PROMPT — Reproduce all the entries exactly.

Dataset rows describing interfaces
========================
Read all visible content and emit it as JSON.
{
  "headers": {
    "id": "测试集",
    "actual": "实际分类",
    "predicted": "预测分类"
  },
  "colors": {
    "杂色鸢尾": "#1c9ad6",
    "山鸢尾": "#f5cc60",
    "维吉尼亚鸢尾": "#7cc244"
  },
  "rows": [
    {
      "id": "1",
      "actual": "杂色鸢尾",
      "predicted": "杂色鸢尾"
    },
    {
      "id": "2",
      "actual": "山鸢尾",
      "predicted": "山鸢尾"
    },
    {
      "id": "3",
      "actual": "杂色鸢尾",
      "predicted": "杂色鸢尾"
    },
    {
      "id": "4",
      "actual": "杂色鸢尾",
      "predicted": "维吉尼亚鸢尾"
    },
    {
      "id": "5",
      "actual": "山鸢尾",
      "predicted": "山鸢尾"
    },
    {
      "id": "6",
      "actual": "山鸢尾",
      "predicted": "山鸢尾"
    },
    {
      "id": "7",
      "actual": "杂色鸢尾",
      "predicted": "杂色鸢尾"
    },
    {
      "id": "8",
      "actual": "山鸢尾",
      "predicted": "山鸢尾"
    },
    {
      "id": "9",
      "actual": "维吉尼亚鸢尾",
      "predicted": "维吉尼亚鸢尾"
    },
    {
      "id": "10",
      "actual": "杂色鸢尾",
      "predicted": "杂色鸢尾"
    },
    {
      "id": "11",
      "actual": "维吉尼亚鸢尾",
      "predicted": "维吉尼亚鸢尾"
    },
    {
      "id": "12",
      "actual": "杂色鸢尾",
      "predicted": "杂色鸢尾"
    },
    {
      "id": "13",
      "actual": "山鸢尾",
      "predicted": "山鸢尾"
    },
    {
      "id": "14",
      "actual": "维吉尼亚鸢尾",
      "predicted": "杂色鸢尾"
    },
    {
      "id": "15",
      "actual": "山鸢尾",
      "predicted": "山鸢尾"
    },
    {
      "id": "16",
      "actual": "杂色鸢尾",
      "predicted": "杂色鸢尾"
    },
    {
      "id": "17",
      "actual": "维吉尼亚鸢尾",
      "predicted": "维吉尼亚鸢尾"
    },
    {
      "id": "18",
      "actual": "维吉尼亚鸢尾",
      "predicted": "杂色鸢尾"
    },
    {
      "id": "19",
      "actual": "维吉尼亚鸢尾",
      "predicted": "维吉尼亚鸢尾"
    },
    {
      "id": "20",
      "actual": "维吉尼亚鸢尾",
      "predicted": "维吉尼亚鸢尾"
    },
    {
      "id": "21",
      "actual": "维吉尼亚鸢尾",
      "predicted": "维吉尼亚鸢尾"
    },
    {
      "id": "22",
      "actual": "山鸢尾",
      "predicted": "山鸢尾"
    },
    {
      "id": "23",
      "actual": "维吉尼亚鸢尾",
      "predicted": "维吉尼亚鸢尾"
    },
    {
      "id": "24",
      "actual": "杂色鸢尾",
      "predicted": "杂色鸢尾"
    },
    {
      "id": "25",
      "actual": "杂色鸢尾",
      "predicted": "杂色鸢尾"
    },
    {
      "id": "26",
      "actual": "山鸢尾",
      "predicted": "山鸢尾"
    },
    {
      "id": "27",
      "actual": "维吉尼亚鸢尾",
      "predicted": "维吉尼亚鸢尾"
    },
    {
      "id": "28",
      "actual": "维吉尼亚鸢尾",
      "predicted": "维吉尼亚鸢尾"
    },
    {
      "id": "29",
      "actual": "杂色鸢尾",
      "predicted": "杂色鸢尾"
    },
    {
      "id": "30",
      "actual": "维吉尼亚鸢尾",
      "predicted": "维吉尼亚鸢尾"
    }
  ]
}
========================
ANSWER BOX —
Read all visible content and emit it as JSON.
{
  "headers": {
    "id": "测试集",
    "actual": "实际分类",
    "predicted": "预测分类"
  },
  "colors": {
    "杂色鸢尾": "#1c9ad6",
    "山鸢尾": "#f5cc60",
    "维吉尼亚鸢尾": "#7cc244"
  },
  "rows": [
    {
      "id": "1",
      "actual": "杂色鸢尾",
      "predicted": "杂色鸢尾"
    },
    {
      "id": "2",
      "actual": "山鸢尾",
      "predicted": "山鸢尾"
    },
    {
      "id": "3",
      "actual": "杂色鸢尾",
      "predicted": "杂色鸢尾"
    },
    {
      "id": "4",
      "actual": "杂色鸢尾",
      "predicted": "维吉尼亚鸢尾"
    },
    {
      "id": "5",
      "actual": "山鸢尾",
      "predicted": "山鸢尾"
    },
    {
      "id": "6",
      "actual": "山鸢尾",
      "predicted": "山鸢尾"
    },
    {
      "id": "7",
      "actual": "杂色鸢尾",
      "predicted": "杂色鸢尾"
    },
    {
      "id": "8",
      "actual": "山鸢尾",
      "predicted": "山鸢尾"
    },
    {
      "id": "9",
      "actual": "维吉尼亚鸢尾",
      "predicted": "维吉尼亚鸢尾"
    },
    {
      "id": "10",
      "actual": "杂色鸢尾",
      "predicted": "杂色鸢尾"
    },
    {
      "id": "11",
      "actual": "维吉尼亚鸢尾",
      "predicted": "维吉尼亚鸢尾"
    },
    {
      "id": "12",
      "actual": "杂色鸢尾",
      "predicted": "杂色鸢尾"
    },
    {
      "id": "13",
      "actual": "山鸢尾",
      "predicted": "山鸢尾"
    },
    {
      "id": "14",
      "actual": "维吉尼亚鸢尾",
      "predicted": "杂色鸢尾"
    },
    {
      "id": "15",
      "actual": "山鸢尾",
      "predicted": "山鸢尾"
    },
    {
      "id": "16",
      "actual": "杂色鸢尾",
      "predicted": "杂色鸢尾"
    },
    {
      "id": "17",
      "actual": "维吉尼亚鸢尾",
      "predicted": "维吉尼亚鸢尾"
    },
    {
      "id": "18",
      "actual": "维吉尼亚鸢尾",
      "predicted": "杂色鸢尾"
    },
    {
      "id": "19",
      "actual": "维吉尼亚鸢尾",
      "predicted": "维吉尼亚鸢尾"
    },
    {
      "id": "20",
      "actual": "维吉尼亚鸢尾",
      "predicted": "维吉尼亚鸢尾"
    },
    {
      "id": "21",
      "actual": "维吉尼亚鸢尾",
      "predicted": "维吉尼亚鸢尾"
    },
    {
      "id": "22",
      "actual": "山鸢尾",
      "predicted": "山鸢尾"
    },
    {
      "id": "23",
      "actual": "维吉尼亚鸢尾",
      "predicted": "维吉尼亚鸢尾"
    },
    {
      "id": "24",
      "actual": "杂色鸢尾",
      "predicted": "杂色鸢尾"
    },
    {
      "id": "25",
      "actual": "杂色鸢尾",
      "predicted": "杂色鸢尾"
    },
    {
      "id": "26",
      "actual": "山鸢尾",
      "predicted": "山鸢尾"
    },
    {
      "id": "27",
      "actual": "维吉尼亚鸢尾",
      "predicted": "维吉尼亚鸢尾"
    },
    {
      "id": "28",
      "actual": "维吉尼亚鸢尾",
      "predicted": "维吉尼亚鸢尾"
    },
    {
      "id": "29",
      "actual": "杂色鸢尾",
      "predicted": "杂色鸢尾"
    },
    {
      "id": "30",
      "actual": "维吉尼亚鸢尾",
      "predicted": "维吉尼亚鸢尾"
    }
  ]
}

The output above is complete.